Yup, we’re lookin’ at you, Chad and Pete.
OK, so, alternatives to GDP: yup, great idea.
Concentrate on consumption as being what really matters to people? Yup, great idea.
Reference the Stiglitz/Sen report on market, home production and leisure hours? Yup, right on!
Ignore the point the Stiglitz/Sen report makes about market, home production and leisure hours? Erm, no, not really. Plus ungood in fact.
So, what we want to do is work out where people get to live better lives. This is, after all, the whole point of this economics thing: how do we get from here to there, from this vale of tears to the sunlit uplands?
Yes, of course there’s lots of biasy and biased nonsense possible once we move away from the pure and strict numbers but lots of that bias is entirely fine. We can imagine various weirdos calculating the rate of miscegenation and using that as an example of something that impoverishes a society (as, say, Hitler, Pol Pot, the N Koreans and any number of people using bedsheets as fashion accoutrements have in fact said) and we can imagine various sensible people like you and me using the same statistic as proof of the wealth of the society: it’s a commonplace that those lucky enough to be of mixed race are markedly better looking than us unibreeds (quite why this never quite worked with the ragbag of genes that make up the English is unknown: perhaps there has to be a counter-example to everything?).
OK, so one of these arguments that we’ve got to have is how do we count home production hours?
We’ve four sets of time here which make up the day. Personal time (what you can’t get someone else to do for you, sleep, eat, shit and shag), home production, market production and the balancing item, leisure.
Now, your standard of living will obviously change dependent upon how much work you have to do and thus how much time there is left over for leisure (personal time as well of course but in every country that’s advanced enough to have economic statistics we can do sums with there’s plenty of that).
The big question though is, where does household production go? Do we count those hours as work or as leisure?
Well, try it out. Try it out on your partner (either way). Is ironing work or leisure? Cooking? OK, cooking that occasional grand meal might be leisure but cooking four times a day to feed a fractious and extended family? Clearing the gutters is leisure or work? Building the two seater sports car as part of the mid life crisis might be leisure but how about the regular maintenance on the family car? Work or leisure?

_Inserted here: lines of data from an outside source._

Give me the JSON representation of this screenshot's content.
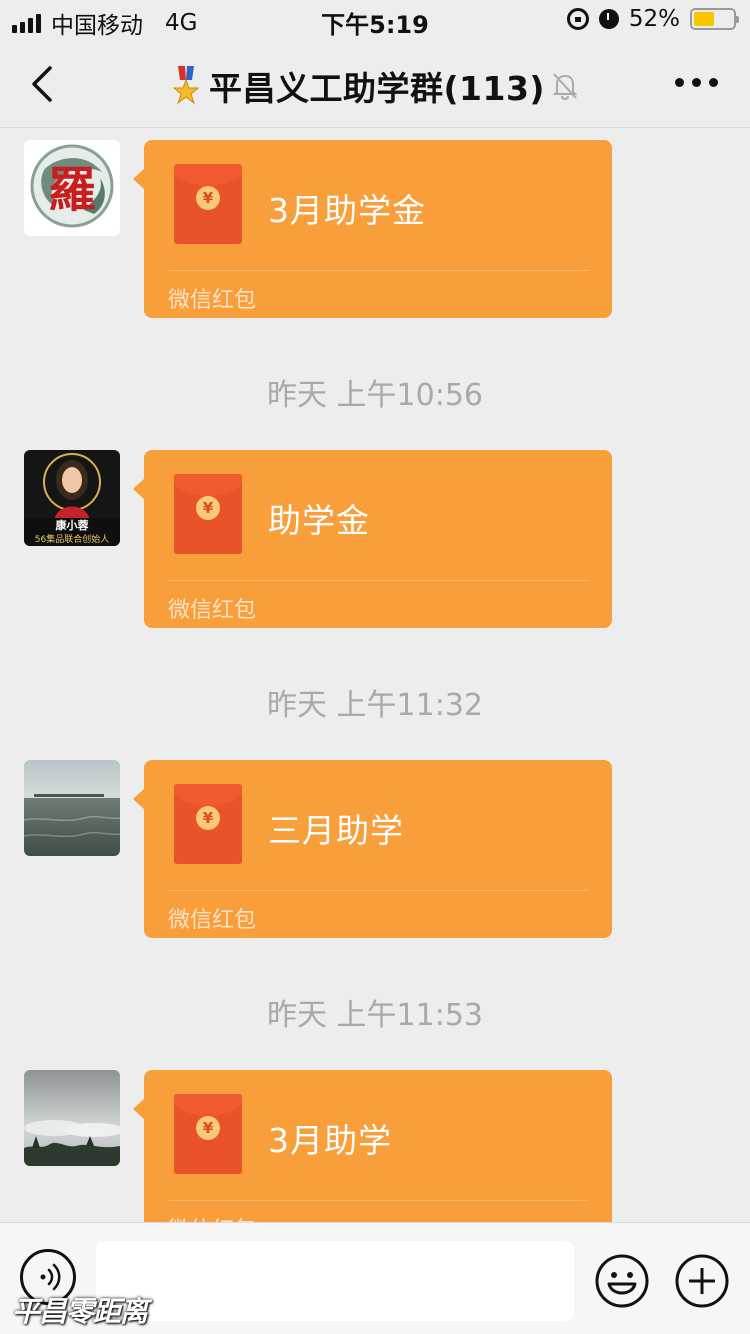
{
  "status_bar": {
    "carrier": "中国移动",
    "network": "4G",
    "time": "下午5:19",
    "battery_percent": "52%",
    "battery_level": 0.52,
    "battery_color": "#f7c600"
  },
  "nav": {
    "title": "平昌义工助学群(113)",
    "icons": [
      "back-icon",
      "medal-icon",
      "mute-bell-icon",
      "more-icon"
    ]
  },
  "messages": [
    {
      "type": "red_packet",
      "title": "3月助学金",
      "subtitle": "微信红包",
      "avatar": "calligraphy-avatar"
    },
    {
      "type": "time",
      "text": "昨天 上午10:56"
    },
    {
      "type": "red_packet",
      "title": "助学金",
      "subtitle": "微信红包",
      "avatar": "portrait-avatar",
      "avatar_text": [
        "康小蓉",
        "56集品联合创始人"
      ]
    },
    {
      "type": "time",
      "text": "昨天 上午11:32"
    },
    {
      "type": "red_packet",
      "title": "三月助学",
      "subtitle": "微信红包",
      "avatar": "sea-avatar"
    },
    {
      "type": "time",
      "text": "昨天 上午11:53"
    },
    {
      "type": "red_packet",
      "title": "3月助学",
      "subtitle": "微信红包",
      "avatar": "clouds-avatar"
    }
  ],
  "input_bar": {
    "placeholder": "",
    "icons": [
      "voice-icon",
      "emoji-icon",
      "plus-icon"
    ]
  },
  "watermark": "平昌零距离",
  "colors": {
    "background": "#ededed",
    "red_packet": "#f89e3a",
    "envelope": "#e8532c",
    "time_label": "#a9a9a9"
  }
}
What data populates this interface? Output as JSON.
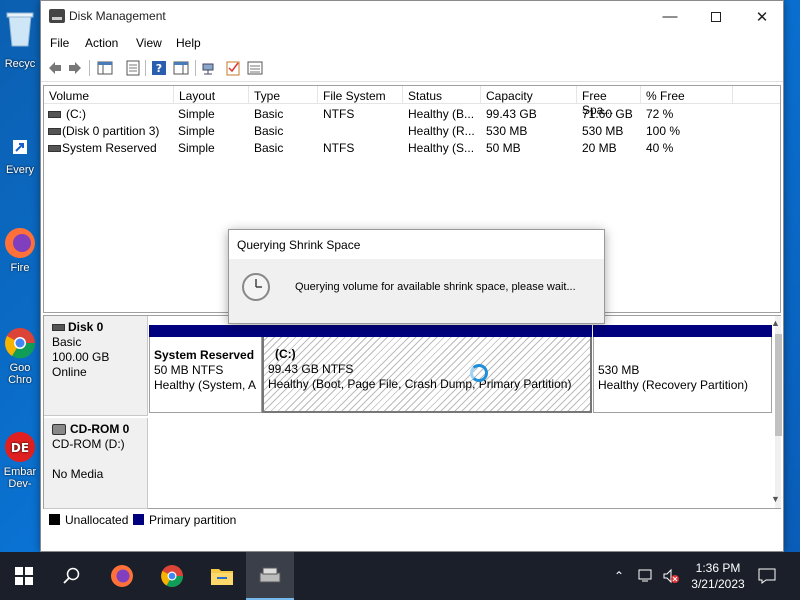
{
  "desktop": {
    "icons": [
      {
        "label": "Recyc"
      },
      {
        "label": "Every"
      },
      {
        "label": "Fire"
      },
      {
        "label": "Goo",
        "label2": "Chro"
      },
      {
        "label": "Embar",
        "label2": "Dev-"
      }
    ]
  },
  "window": {
    "title": "Disk Management",
    "menu": [
      "File",
      "Action",
      "View",
      "Help"
    ]
  },
  "list": {
    "columns": [
      "Volume",
      "Layout",
      "Type",
      "File System",
      "Status",
      "Capacity",
      "Free Spa...",
      "% Free"
    ],
    "rows": [
      {
        "volume": "(C:)",
        "layout": "Simple",
        "type": "Basic",
        "fs": "NTFS",
        "status": "Healthy (B...",
        "capacity": "99.43 GB",
        "free": "71.60 GB",
        "pct": "72 %"
      },
      {
        "volume": "(Disk 0 partition 3)",
        "layout": "Simple",
        "type": "Basic",
        "fs": "",
        "status": "Healthy (R...",
        "capacity": "530 MB",
        "free": "530 MB",
        "pct": "100 %"
      },
      {
        "volume": "System Reserved",
        "layout": "Simple",
        "type": "Basic",
        "fs": "NTFS",
        "status": "Healthy (S...",
        "capacity": "50 MB",
        "free": "20 MB",
        "pct": "40 %"
      }
    ]
  },
  "disks": {
    "disk0": {
      "name": "Disk 0",
      "type": "Basic",
      "size": "100.00 GB",
      "state": "Online",
      "parts": [
        {
          "name": "System Reserved",
          "size": "50 MB NTFS",
          "status": "Healthy (System, A"
        },
        {
          "name": "(C:)",
          "size": "99.43 GB NTFS",
          "status": "Healthy (Boot, Page File, Crash Dump, Primary Partition)"
        },
        {
          "name": "",
          "size": "530 MB",
          "status": "Healthy (Recovery Partition)"
        }
      ]
    },
    "cdrom": {
      "name": "CD-ROM 0",
      "drive": "CD-ROM (D:)",
      "media": "No Media"
    }
  },
  "legend": {
    "unallocated": "Unallocated",
    "primary": "Primary partition",
    "unalloc_color": "#000000",
    "primary_color": "#00007f"
  },
  "dialog": {
    "title": "Querying Shrink Space",
    "message": "Querying volume for available shrink space, please wait..."
  },
  "taskbar": {
    "time": "1:36 PM",
    "date": "3/21/2023"
  }
}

Good, yes, it’s work. So, household working hours are work, to be added to market production hours which are also work. What we’re interested in, the important thing, is what are the leisure hours?

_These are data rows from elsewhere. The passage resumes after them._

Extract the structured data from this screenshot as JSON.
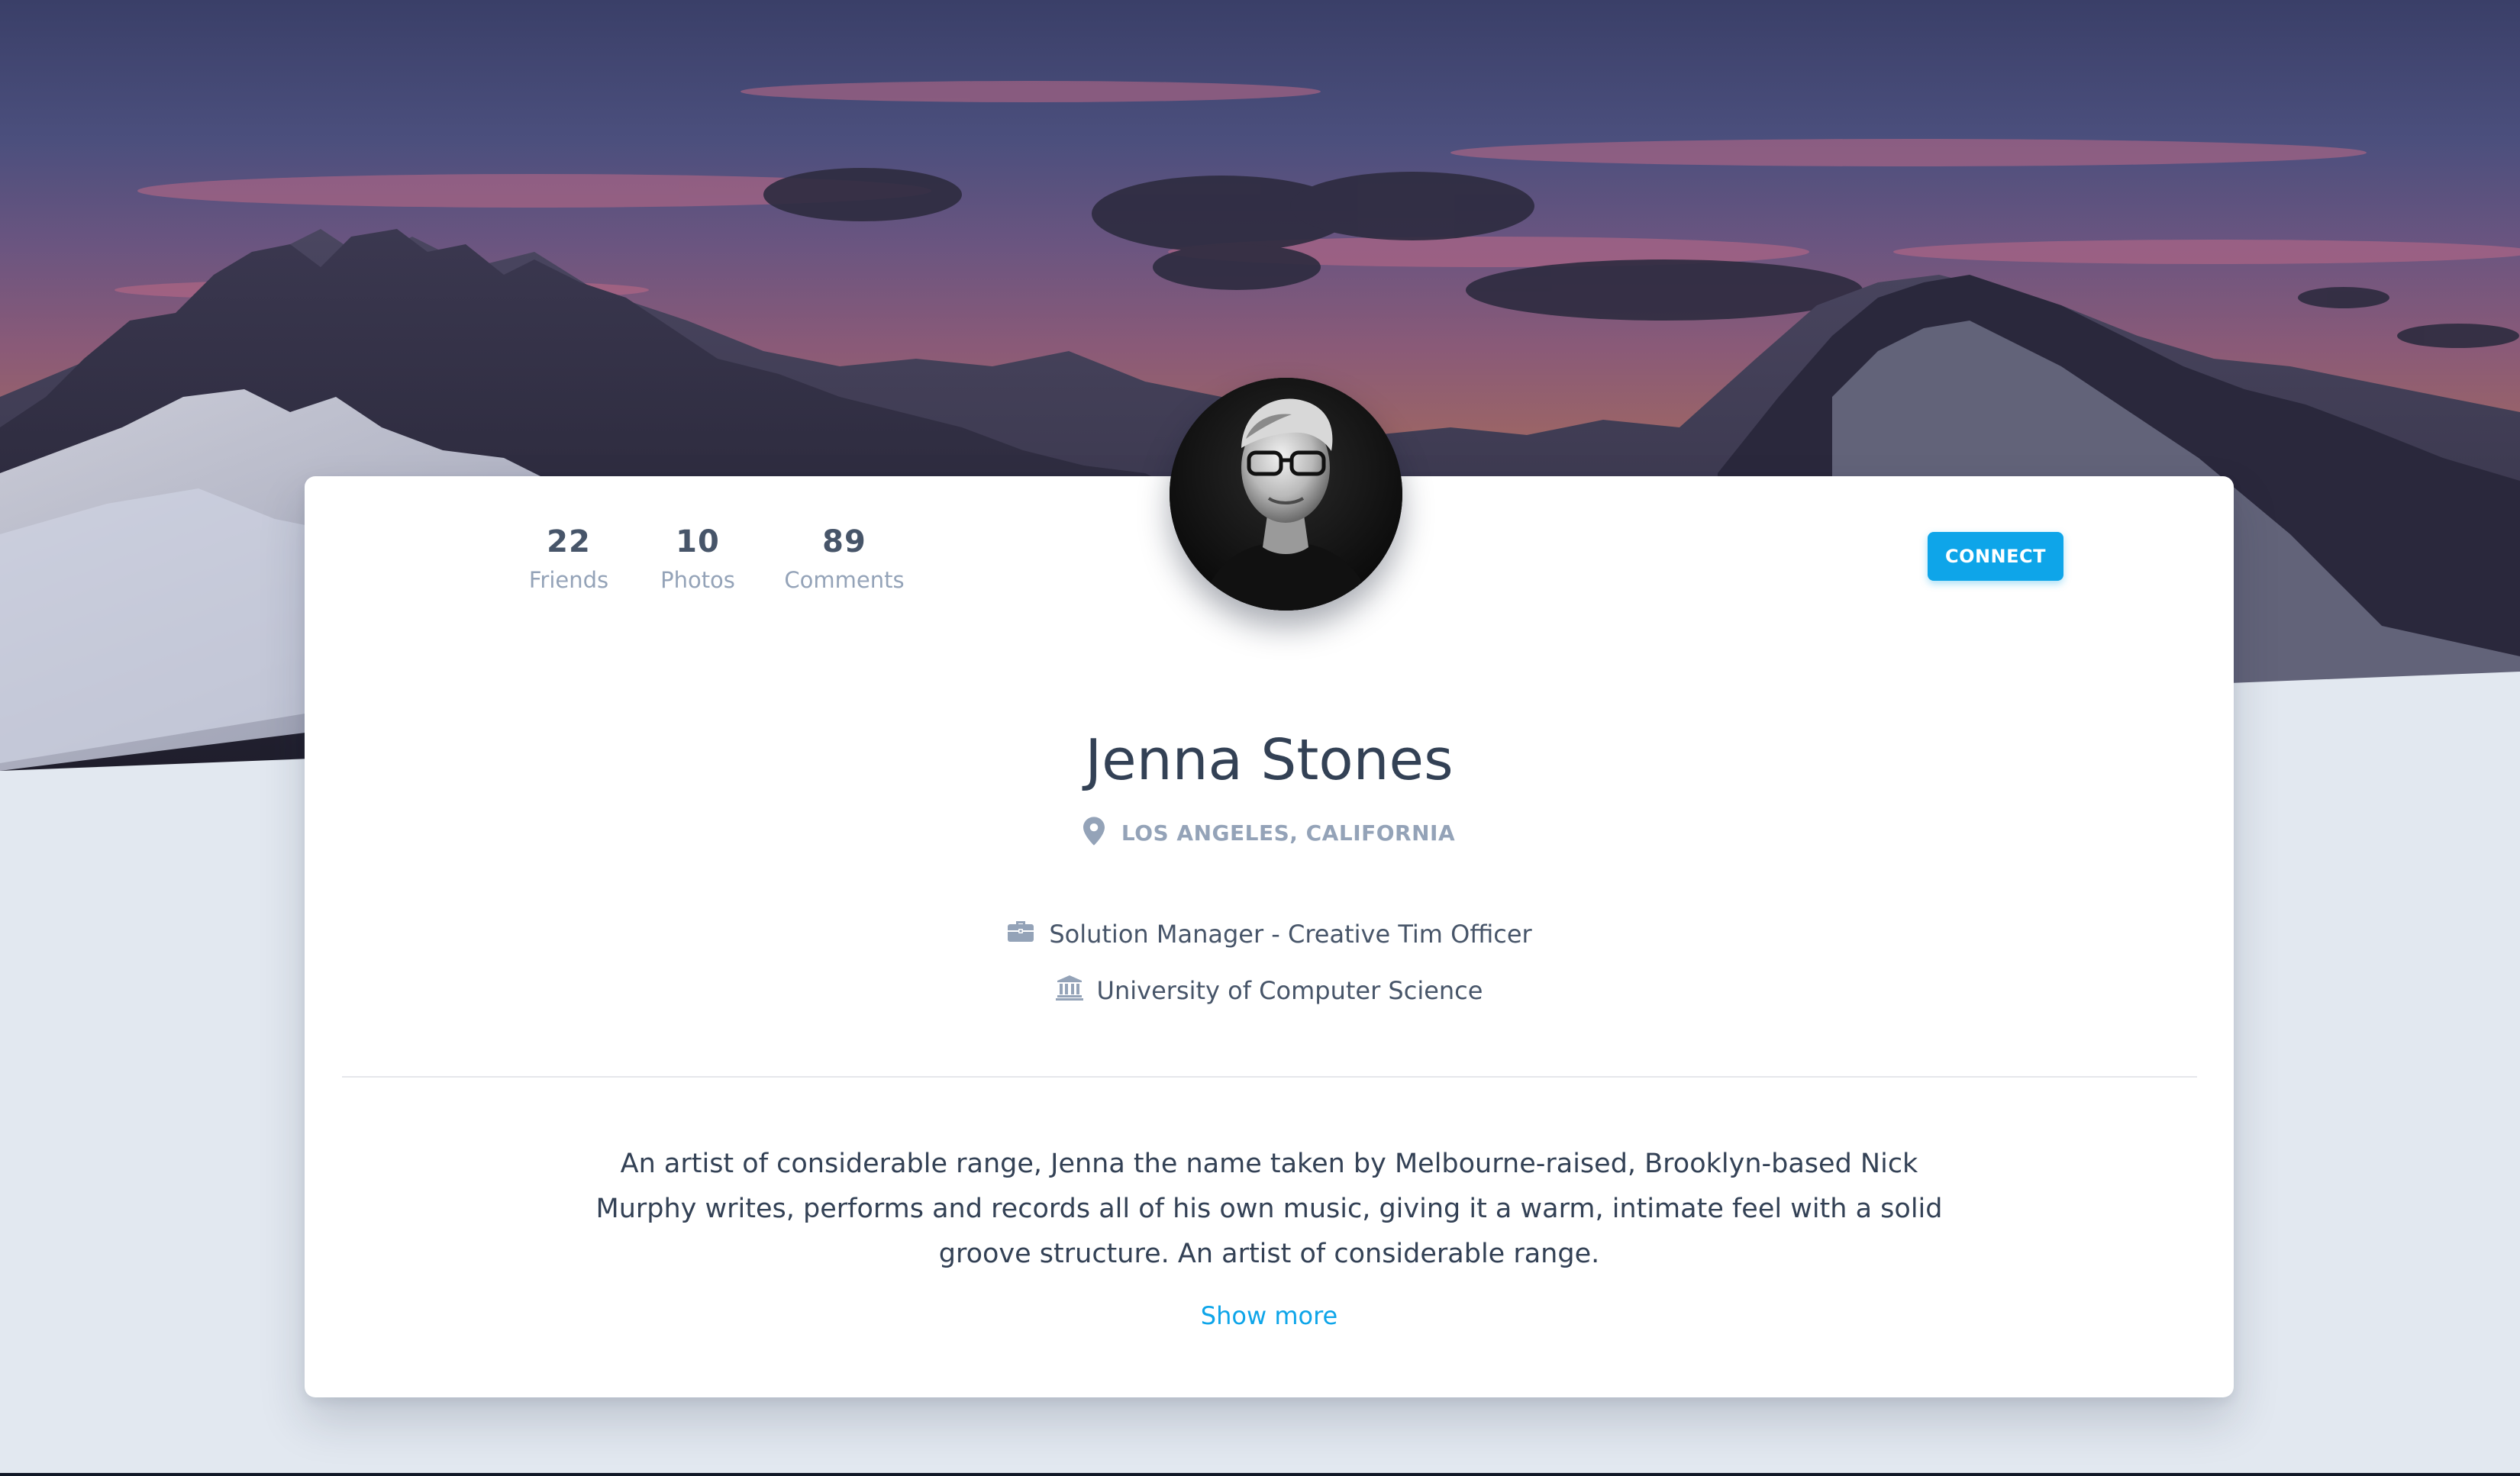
{
  "profile": {
    "name": "Jenna Stones",
    "location": "LOS ANGELES, CALIFORNIA",
    "job": "Solution Manager - Creative Tim Officer",
    "education": "University of Computer Science",
    "bio": "An artist of considerable range, Jenna the name taken by Melbourne-raised, Brooklyn-based Nick Murphy writes, performs and records all of his own music, giving it a warm, intimate feel with a solid groove structure. An artist of considerable range.",
    "show_more_label": "Show more"
  },
  "stats": [
    {
      "value": "22",
      "label": "Friends"
    },
    {
      "value": "10",
      "label": "Photos"
    },
    {
      "value": "89",
      "label": "Comments"
    }
  ],
  "actions": {
    "connect_label": "CONNECT"
  },
  "icons": {
    "location": "map-marker-icon",
    "job": "briefcase-icon",
    "education": "university-icon"
  },
  "colors": {
    "accent": "#0ea5e9",
    "page_background": "#e2e8f0",
    "heading": "#334155",
    "muted": "#94a3b8"
  }
}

And that’s the conclusion the Sarkozy/Sen report came to. Work is work damnit. Whether it’s being done for the Man or for my man, it’s still work.
So, when we have a paper, like this one from Chad and Pete, that adds home production hours to leisure hours then we know something’s gone wrong. For they’re actually counting, just to give one example from the Luxembourg Income Study, a German hausfrau who does more hours of work a week, adding market and home hours, than the average American woman, as having more leisure and thus a higher standard of living than looking at leisure hours alone would do.
So, err, nice idea, but no.